September 9, 2016 through January 2, 2017
From the time Charlotte Brontë’s novel Jane Eyre was first published in 1847, readers have been drawn to the orphan protagonist who declared herself “a free human being with an independent will.” Like her famous fictional creation, Brontë herself took bold steps throughout her life to pursue personal and professional fulfillment. Charlotte Brontë: An Independent Will traces the writer’s life from imaginative teenager to reluctant governess to published poet and masterful novelist.
This exhibition celebrates the two-hundredth anniversary of Brontë’s birth in 1816, and marks an historic collaboration between the Morgan, which holds one of the world’s most important collections of Brontë manuscripts and letters, and the Brontë Parsonage Museum, in Haworth, England, which has loaned a variety of key items including the author’s earliest surviving miniature manuscript, her portable writing desk and paintbox, and a blue floral dress she wore in the 1850s. The centerpiece of the exhibition is a portion of the original manuscript of Jane Eyre, on loan from the British Library and being shown in the U.S. for the first time, open to the page on which Jane asserts her "independent will." Also shown for the first time in America will be the only two life portraits of Brontë, on loan from London’s National Portrait Gallery.

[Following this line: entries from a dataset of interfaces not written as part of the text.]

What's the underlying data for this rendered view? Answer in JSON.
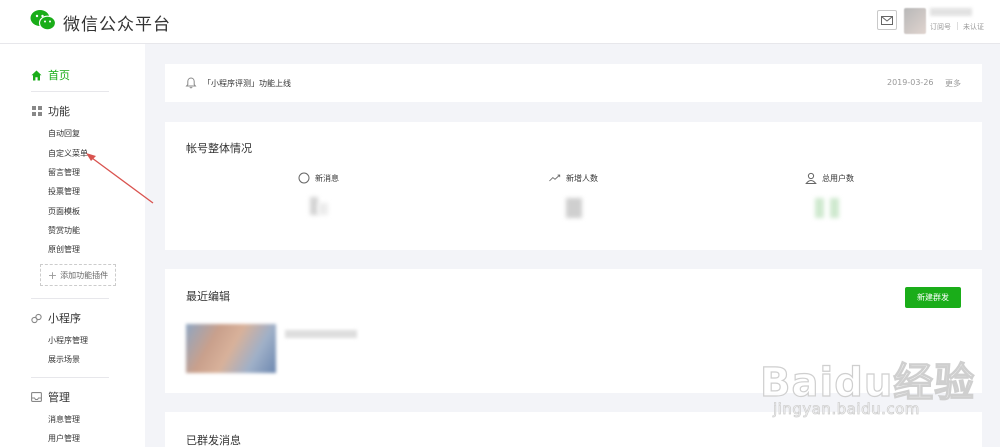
{
  "header": {
    "brand": "微信公众平台",
    "account_type": "订阅号",
    "account_status": "未认证"
  },
  "sidebar": {
    "home": "首页",
    "features": {
      "title": "功能",
      "items": [
        "自动回复",
        "自定义菜单",
        "留言管理",
        "投票管理",
        "页面模板",
        "赞赏功能",
        "原创管理"
      ],
      "add_plugin": "添加功能插件"
    },
    "mini_program": {
      "title": "小程序",
      "items": [
        "小程序管理",
        "展示场景"
      ]
    },
    "management": {
      "title": "管理",
      "items": [
        "消息管理",
        "用户管理"
      ]
    }
  },
  "notice": {
    "text": "「小程序评测」功能上线",
    "date": "2019-03-26",
    "more": "更多"
  },
  "overview": {
    "title": "帐号整体情况",
    "stats": [
      {
        "label": "新消息",
        "icon": "chat-bubble-icon"
      },
      {
        "label": "新增人数",
        "icon": "trend-line-icon"
      },
      {
        "label": "总用户数",
        "icon": "user-icon"
      }
    ]
  },
  "recent": {
    "title": "最近编辑",
    "new_button": "新建群发"
  },
  "sent": {
    "title": "已群发消息"
  },
  "watermark": {
    "line1": "Baidu经验",
    "line2": "jingyan.baidu.com"
  },
  "colors": {
    "accent": "#1aad19",
    "annotation_arrow": "#d9534f"
  }
}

Online exhibition Read Brontë's personal letters in Charlotte Brontë: Ten Letters and a Fictional Fantasy.
Charlotte Brontë: An Independent Will is made possible by Fay and Geoffrey Elliott.
Friday 9 September for immediate release:
Charlotte’s dress crosses the Atlantic to major New York exhibitionA new exhibition about the life of Charlotte Brontë opens today at the Morgan Library & Museum in New York.
Charlotte Brontë: An Independent Will celebrates the two-hundredth anniversary of Charlotte Brontë’s birth and marks an historic collaboration between Haworth’s Brontë Parsonage Museum, the National Portrait Gallery and the Morgan, which holds a significant collection of Brontë manuscripts and letters. Items on loan from the Parsonage’s collection include Charlotte’s earliest surviving miniature manuscript, her portable writing desk and paintbox, and a blue floral dress she wore in the 1850s.
Ann Dinsdale, Principal Curator at the Brontë Parsonage Museum said, “It’s over two years since we first discussed a collaboration with the Morgan and it’s wonderful to see it come to fruition. The Morgan’s Brontë collection is world-class and the Brontë Society is thrilled to have items from its own collection on display in New York. It’s the perfect way to round off Charlotte’s bicentenary year.”
Sarah Laycock, Curator at the Brontë Parsonage Museum, who accompanied the Parsonage’s exhibits to New York added, “Travelling to New York to work on the exhibition was a fantastic experience and it was a huge privilege to assist the Morgan team with their displays. I felt hugely protective of all the Brontë objects and am really proud that they hold such significance for a worldwide audience.”
Charlotte Brontë: An Independent Will runs at the Morgan Library & Museum in New York until 2 January 2017. Charlotte Great and Small, curated by Tracy Chevalier, runs at the Brontë Parsonage Museum in Haworth until 2 January 2017. A new Brontë Society publication to mark Charlotte’s bicentenary: Celebrating Charlotte Brontë: Transforming Life into Literature in ‘Jane Eyre’ by Christine Alexander and Sara L Pearson is available from the Morgan, the Brontë Parsonage Museum and online at www.bronte.org.uk.